Gene drives, which could theoretically engineer entire species, are a much-ballyhooed but little tested application for CRISPR-based genetic engineering. Gene drives would bias inheritance in sexual reproduction, with drive alleles passing themselves on nearly 100% of the time, instead of the 50% for normal Mendelian inheritance. Including a CRISPR effector like Cas9, a guide RNA, and an optional “cargo” gene, the drive cuts the target gene and copies itself in the target’s place.
Gene drive ballyhooing includes such promises as malaria-proof mosquitoes, but the lack of testing stems from fears of escaped drives spreading unchecked. One recommended way to make gene drives safer is to put the cas9 gene in a second site, so the drive can only spread in test populations that already express Cas9. Such a split drive would be safe, but not useful for real-world implementation, because it wouldn’t be able to spread in wild populations.
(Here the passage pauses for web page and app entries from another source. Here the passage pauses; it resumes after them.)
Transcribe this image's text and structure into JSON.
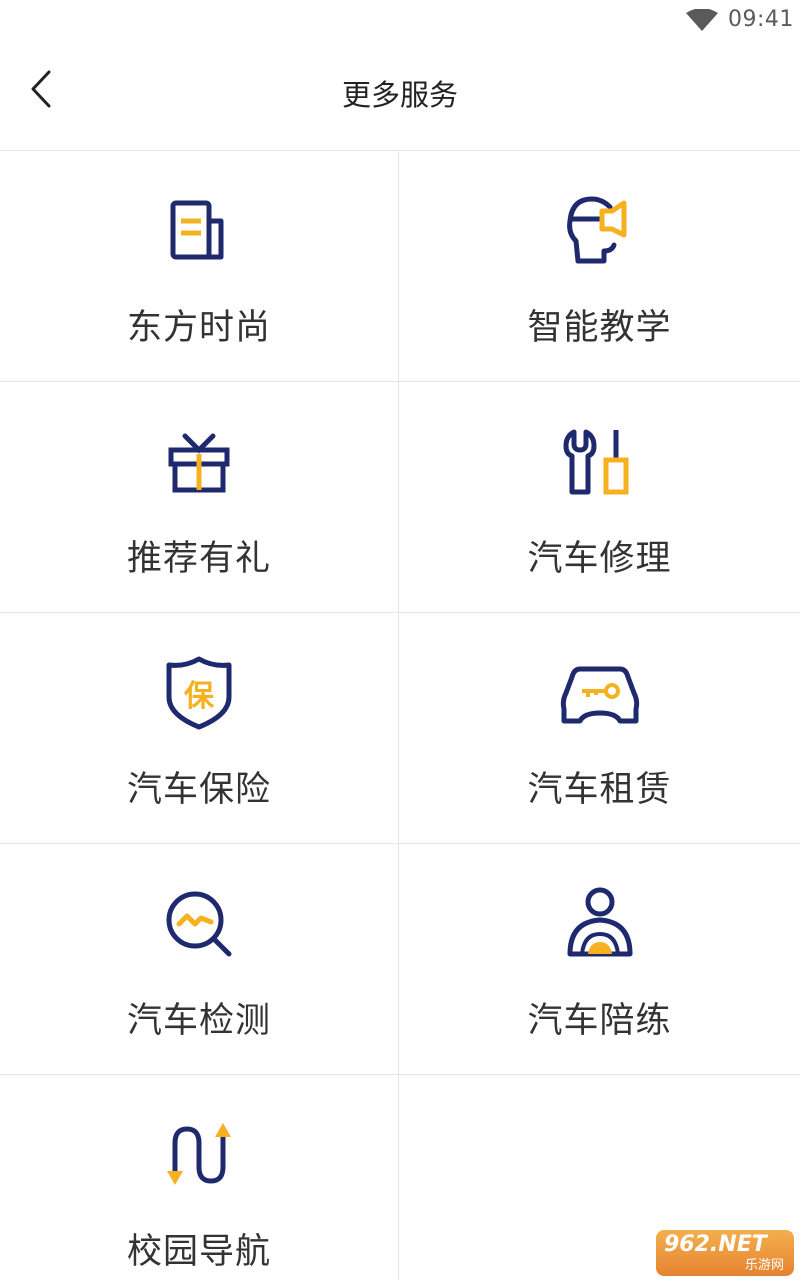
{
  "status_bar": {
    "time": "09:41",
    "wifi_icon": "wifi-icon"
  },
  "header": {
    "title": "更多服务",
    "back_icon": "chevron-left-icon"
  },
  "colors": {
    "navy": "#1f2a6e",
    "accent": "#f5b11f",
    "divider": "#e7e7e7",
    "text": "#333333"
  },
  "services": [
    {
      "label": "东方时尚",
      "icon": "news-icon"
    },
    {
      "label": "智能教学",
      "icon": "smart-teaching-icon"
    },
    {
      "label": "推荐有礼",
      "icon": "gift-icon"
    },
    {
      "label": "汽车修理",
      "icon": "wrench-tools-icon"
    },
    {
      "label": "汽车保险",
      "icon": "shield-insurance-icon",
      "glyph": "保"
    },
    {
      "label": "汽车租赁",
      "icon": "car-key-icon"
    },
    {
      "label": "汽车检测",
      "icon": "inspection-search-icon"
    },
    {
      "label": "汽车陪练",
      "icon": "driver-wheel-icon"
    },
    {
      "label": "校园导航",
      "icon": "route-navigation-icon"
    }
  ],
  "watermark": {
    "main": "962.NET",
    "sub": "乐游网"
  }
}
This presents a conundrum: should gene drive tests be effective or safe? However, as we know from other intractable problems – from beautifying highways to forgetting your anniversary to deciding whether or not you like butter – flowers are pretty much always a good solution. Working under this assumption of floral amelioration, Charleston Noble and John Min, with gene drive pioneer Kevin Esvelt at Harvard and MIT, propose a daisy-chain gene drive. Daisy drives would solve the safety vs efficacy trade-off by spreading in wild populations, but only for a limited time and in a limited space.
Daisy Drive: Beautification Of The Gene Drive
The idea behind daisy drives is to create a cascade of drive alleles daisy-chained together. No allele would drive itself; instead, each would drive the next in the chain. The top of the daisy chain would be a “payload” including cas9 but no guide RNA. Below that would be an arbitrary number of daisy links in different loci, each including a guide RNA targeting the wild-type version of the next-higher daisy in the chain. Since the bottom daisy in the chain has no guide RNA driving it, it would eventually be lost. That would leave the next daisy with nothing driving it, so that would eventually be lost, and so on.
The authors only tested the daisy drive in simulations, but they find that even three-link chains could peak above 99% of a population with an initial release at only 5% of the population size. Longer chains could spread with lower release sizes, but higher fitness costs or lower homologous recombination rates would reduce the spread.
Orthogonal Guide RNAs For Optimal Daisy Arrangement
Daisy drives are a pretty idea, but as any florist will tell you, the arrangement is key. In this case, the daisy elements would have to stay in a linear chain, with no recombination. Recombination would be bad for two reasons: first, it could break the chain, or second, it could tie the chain into a “necklace” – i.e., A drives B drives C drives A – that could spread unconstrained, like a “classical” drive.
To prevent recombination and maintain the chain arrangement, the authors developed a set of maximally orthogonal guide RNAs that still work with Cas9 and tested them experimentally. Combined with different promoters, these should minimize recombination between drive elements. Beyond daisy drives, these recombination-resistant guide RNAs could also improve synthesis and stability of multiplex targeting arrays for traditional CRISPR-Cas9 gene editing.
Gene drives are not likely to be tested in the wild any time soon, the FDA’s recent approval of field tests for population-suppressing GM mosquitos notwithstanding. With their inherent safety combined with low required release numbers, daisy drives seem much more promising for real-world testing.
For more daisy arrangement tips and a free vase (maybe unlikely, but who knows where this preprint will eventually come out?) check out the preprint and/or published paper from Charles Noble, John Min, et al., 2016.